━━ Data provided ━━

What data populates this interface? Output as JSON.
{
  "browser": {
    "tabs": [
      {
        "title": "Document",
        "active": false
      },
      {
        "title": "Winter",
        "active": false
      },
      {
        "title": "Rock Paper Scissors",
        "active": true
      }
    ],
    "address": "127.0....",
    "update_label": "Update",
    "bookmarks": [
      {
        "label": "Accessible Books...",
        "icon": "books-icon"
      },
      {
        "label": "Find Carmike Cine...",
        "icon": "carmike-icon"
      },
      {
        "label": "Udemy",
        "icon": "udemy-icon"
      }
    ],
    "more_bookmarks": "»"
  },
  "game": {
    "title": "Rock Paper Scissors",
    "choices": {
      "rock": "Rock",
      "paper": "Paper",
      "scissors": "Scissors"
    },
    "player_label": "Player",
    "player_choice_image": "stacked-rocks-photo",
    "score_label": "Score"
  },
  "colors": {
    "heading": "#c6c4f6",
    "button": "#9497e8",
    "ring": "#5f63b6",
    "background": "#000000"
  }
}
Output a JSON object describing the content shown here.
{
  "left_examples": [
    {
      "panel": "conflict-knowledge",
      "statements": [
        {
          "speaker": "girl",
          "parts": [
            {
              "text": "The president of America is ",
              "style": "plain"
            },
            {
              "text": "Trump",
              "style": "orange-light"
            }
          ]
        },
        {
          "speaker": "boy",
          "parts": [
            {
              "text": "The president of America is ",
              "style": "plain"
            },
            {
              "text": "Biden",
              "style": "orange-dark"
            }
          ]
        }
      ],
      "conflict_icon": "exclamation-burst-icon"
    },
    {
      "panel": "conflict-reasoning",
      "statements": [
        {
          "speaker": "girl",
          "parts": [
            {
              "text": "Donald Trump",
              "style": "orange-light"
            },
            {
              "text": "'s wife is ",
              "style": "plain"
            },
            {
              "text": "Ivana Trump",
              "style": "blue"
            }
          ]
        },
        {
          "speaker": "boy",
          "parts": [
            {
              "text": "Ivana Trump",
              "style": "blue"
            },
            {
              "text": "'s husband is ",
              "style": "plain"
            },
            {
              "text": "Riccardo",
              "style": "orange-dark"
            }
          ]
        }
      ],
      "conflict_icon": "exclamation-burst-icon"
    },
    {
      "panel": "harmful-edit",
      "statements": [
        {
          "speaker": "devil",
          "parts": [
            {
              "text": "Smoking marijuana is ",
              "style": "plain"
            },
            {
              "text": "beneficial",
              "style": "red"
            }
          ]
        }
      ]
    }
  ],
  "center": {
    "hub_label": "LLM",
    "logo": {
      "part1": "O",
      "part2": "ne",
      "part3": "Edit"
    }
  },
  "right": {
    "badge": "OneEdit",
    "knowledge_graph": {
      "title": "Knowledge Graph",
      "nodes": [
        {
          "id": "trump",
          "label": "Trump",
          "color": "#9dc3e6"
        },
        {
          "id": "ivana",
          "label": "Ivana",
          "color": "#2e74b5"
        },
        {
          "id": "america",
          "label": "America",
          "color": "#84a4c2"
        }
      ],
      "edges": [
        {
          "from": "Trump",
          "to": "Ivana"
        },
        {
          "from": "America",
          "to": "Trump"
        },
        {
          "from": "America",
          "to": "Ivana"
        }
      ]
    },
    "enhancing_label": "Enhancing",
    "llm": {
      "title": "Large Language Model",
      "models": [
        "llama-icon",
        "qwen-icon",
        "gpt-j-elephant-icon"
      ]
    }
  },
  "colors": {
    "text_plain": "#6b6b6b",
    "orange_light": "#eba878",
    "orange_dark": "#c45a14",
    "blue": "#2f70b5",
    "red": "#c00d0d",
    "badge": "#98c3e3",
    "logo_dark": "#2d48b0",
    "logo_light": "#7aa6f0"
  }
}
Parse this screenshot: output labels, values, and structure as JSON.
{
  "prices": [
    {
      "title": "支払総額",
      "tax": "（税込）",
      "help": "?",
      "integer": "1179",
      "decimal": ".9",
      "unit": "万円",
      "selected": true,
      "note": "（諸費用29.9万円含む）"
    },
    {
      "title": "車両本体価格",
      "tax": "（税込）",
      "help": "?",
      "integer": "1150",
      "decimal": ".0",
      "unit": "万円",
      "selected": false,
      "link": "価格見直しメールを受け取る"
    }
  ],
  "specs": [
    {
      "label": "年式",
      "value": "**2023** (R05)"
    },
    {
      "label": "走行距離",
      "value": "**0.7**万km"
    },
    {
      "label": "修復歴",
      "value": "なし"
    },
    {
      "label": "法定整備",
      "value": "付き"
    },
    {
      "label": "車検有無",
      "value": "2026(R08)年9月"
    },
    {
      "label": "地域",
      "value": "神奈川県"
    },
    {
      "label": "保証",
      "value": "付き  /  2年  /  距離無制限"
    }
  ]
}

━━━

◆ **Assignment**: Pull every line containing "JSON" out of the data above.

◆ **Reply**:
What data populates this interface? Output as JSON.
Output a JSON object describing the content shown here.
Parse this screenshot: output labels, values, and structure as JSON.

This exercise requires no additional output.